Authoritative chronicler of the Euromaidan revolution Sonya Koshkina, as well as Ukrainian prosecutors, have argued it was anti-EU hardliners who were responsible for attacking the students.

But on the third anniversary of events, November 29, 2016, Ukraine’s interior minister Arsen Avakov told the BBC that “Lovochkin was the author of the dispersal of the [students’] Maidan, and should be in prison, not in parliament.”

Lovochkin denies any role in the attack on the students. “I submitted my resignation because of President Yanukovych’s decision to decline signing the Deep and Comprehensive Free Trade Area (DCFTA) […] and the use of force against peaceful protesters in Kyiv following it,” he said.

What was Lovochkin’s motivation to break with Yanukovych so abruptly over Europe, whether or not he was involved in the violence?

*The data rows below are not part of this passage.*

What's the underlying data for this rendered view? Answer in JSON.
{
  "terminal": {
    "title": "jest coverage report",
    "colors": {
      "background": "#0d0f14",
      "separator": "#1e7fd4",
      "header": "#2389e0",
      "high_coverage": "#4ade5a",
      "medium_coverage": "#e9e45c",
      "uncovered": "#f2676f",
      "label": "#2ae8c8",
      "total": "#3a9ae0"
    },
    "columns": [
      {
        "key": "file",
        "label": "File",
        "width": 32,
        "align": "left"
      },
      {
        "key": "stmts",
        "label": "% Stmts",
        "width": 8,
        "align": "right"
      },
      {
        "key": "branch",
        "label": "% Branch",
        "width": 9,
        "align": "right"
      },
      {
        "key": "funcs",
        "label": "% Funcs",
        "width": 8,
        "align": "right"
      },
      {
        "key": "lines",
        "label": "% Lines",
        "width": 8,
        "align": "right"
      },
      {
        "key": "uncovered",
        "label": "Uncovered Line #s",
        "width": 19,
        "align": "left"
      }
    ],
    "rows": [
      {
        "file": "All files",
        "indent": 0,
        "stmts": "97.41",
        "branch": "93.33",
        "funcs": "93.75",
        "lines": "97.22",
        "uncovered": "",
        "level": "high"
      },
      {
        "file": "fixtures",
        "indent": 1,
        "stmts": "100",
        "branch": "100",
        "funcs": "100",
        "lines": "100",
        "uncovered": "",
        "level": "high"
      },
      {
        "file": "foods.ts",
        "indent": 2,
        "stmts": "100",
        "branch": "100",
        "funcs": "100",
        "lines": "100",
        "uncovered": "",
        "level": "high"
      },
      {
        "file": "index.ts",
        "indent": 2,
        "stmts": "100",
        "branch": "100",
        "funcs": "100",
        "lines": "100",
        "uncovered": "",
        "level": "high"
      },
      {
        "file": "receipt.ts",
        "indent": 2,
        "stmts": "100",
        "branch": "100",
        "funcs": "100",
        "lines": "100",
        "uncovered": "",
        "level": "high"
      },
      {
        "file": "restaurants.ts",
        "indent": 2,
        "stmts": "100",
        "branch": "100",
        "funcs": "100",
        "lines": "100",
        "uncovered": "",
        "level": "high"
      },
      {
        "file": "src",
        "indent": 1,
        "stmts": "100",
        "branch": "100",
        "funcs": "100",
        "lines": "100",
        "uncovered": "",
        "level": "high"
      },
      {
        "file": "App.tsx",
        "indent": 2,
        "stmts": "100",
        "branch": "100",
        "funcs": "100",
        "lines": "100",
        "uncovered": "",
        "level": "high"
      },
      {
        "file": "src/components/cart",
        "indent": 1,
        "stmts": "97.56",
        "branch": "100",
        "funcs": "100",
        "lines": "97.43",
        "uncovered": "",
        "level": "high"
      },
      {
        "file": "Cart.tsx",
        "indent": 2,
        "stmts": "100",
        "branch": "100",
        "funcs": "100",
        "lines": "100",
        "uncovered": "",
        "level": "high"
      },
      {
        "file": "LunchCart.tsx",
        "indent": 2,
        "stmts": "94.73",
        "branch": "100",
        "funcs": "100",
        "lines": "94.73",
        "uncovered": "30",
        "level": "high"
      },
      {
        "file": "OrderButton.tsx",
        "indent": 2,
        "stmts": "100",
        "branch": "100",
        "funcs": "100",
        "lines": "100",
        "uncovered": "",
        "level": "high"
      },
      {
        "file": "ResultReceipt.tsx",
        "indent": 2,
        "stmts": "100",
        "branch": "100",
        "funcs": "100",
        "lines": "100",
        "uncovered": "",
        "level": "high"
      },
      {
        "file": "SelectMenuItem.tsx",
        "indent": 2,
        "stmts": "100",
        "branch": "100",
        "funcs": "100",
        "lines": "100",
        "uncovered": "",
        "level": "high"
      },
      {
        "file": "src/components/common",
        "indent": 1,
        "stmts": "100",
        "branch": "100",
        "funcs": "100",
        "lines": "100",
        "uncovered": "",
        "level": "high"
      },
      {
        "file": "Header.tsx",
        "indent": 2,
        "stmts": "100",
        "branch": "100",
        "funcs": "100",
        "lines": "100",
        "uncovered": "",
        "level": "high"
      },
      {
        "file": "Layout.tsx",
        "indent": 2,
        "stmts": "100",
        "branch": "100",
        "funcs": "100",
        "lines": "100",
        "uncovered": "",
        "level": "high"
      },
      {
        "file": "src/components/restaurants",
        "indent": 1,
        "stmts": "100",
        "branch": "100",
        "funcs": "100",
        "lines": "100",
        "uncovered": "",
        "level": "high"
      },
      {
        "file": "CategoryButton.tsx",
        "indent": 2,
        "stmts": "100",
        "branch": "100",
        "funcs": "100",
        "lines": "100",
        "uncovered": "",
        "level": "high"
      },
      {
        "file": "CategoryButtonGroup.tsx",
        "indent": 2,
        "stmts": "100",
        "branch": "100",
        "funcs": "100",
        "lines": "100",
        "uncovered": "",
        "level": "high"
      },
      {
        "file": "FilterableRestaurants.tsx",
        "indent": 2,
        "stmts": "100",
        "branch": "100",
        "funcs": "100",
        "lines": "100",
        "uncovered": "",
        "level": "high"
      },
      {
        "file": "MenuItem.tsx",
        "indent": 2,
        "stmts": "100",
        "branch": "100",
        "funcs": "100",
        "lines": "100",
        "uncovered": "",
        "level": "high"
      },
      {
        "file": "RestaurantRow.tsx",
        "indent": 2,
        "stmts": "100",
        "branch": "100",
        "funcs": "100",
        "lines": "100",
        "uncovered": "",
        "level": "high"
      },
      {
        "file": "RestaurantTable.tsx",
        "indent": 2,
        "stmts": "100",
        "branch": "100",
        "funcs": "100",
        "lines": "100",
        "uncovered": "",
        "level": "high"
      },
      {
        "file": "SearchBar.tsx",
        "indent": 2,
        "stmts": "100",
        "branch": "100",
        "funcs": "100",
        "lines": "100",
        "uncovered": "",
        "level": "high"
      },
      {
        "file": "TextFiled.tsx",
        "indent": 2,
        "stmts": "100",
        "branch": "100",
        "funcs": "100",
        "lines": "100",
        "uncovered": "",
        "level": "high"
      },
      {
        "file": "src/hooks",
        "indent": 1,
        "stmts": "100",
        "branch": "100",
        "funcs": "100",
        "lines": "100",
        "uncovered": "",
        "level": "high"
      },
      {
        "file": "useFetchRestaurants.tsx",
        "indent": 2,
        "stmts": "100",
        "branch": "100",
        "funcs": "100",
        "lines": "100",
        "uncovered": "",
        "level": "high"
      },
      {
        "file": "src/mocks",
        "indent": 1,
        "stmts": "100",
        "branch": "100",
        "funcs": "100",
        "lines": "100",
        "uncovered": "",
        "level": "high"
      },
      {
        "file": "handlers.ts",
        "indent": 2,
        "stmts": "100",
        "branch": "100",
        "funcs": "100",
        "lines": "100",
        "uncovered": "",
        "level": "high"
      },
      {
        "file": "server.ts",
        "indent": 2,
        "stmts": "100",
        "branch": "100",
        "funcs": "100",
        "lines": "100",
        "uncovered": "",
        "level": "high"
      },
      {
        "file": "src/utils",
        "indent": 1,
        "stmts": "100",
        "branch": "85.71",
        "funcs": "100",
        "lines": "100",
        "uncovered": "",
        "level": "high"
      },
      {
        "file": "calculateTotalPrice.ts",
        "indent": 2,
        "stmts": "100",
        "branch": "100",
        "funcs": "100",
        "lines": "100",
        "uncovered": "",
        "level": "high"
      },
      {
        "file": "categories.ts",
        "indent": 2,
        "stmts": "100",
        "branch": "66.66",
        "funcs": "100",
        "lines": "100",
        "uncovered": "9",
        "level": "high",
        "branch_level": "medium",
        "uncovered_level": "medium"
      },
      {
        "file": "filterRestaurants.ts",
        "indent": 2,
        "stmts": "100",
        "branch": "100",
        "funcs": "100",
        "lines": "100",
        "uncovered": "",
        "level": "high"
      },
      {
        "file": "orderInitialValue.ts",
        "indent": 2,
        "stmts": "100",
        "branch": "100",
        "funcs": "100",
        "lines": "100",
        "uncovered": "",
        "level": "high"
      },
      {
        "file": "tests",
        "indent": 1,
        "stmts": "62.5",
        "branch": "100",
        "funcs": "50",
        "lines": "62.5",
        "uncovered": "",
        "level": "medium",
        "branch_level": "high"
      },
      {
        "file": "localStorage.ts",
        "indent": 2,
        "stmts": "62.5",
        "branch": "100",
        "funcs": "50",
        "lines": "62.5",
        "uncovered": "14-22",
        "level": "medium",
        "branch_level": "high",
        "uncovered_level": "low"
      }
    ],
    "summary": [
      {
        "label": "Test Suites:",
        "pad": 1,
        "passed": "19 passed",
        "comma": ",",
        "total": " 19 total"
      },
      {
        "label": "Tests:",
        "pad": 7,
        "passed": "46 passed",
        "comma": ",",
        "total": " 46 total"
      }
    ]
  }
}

According to Koshkina, Lovochkin was “a placeman of Firtash and one of the architects of the regime,” hardly a nationalist or freedom-loving liberal. But in June 2013 the US had indicted Firtash for alleged bribery in India. On October 30 2013 — as Yanukovych was wavering over the Association Agreement with the EU — the US issued an arrest warrant for Firtash.

The US withdrew the arrest warrant four days later — after US deputy secretary of state Victoria Nuland met Yanukovych in Kyiv, and received assurances that Yanukovych would sign the Association Agreement, Firtash said during extradition hearings in Vienna in 2015 that first revealed the details of the case. But come the Vilnius Summit, Yanukovych failed to sign. The arrest warrant was reissued in March 2014, and Firtash was arrested in Vienna on March 12, 2014.

Legal proceedings in Ukraine have yet to establish ultimate responsibility for the police attack on students on November 29 and indeed for much of the violence against protestors in the winter of 2013-2014. On June 23, plans to abolish the prosecutor’s special office investigating crimes against Euromaidan demonstrators became known.

Thus Manafort’s trial, if it occurs, will be as eagerly awaited in Ukraine as in the US.


With additional reporting by Olha Yevstihnieieva in Kyiv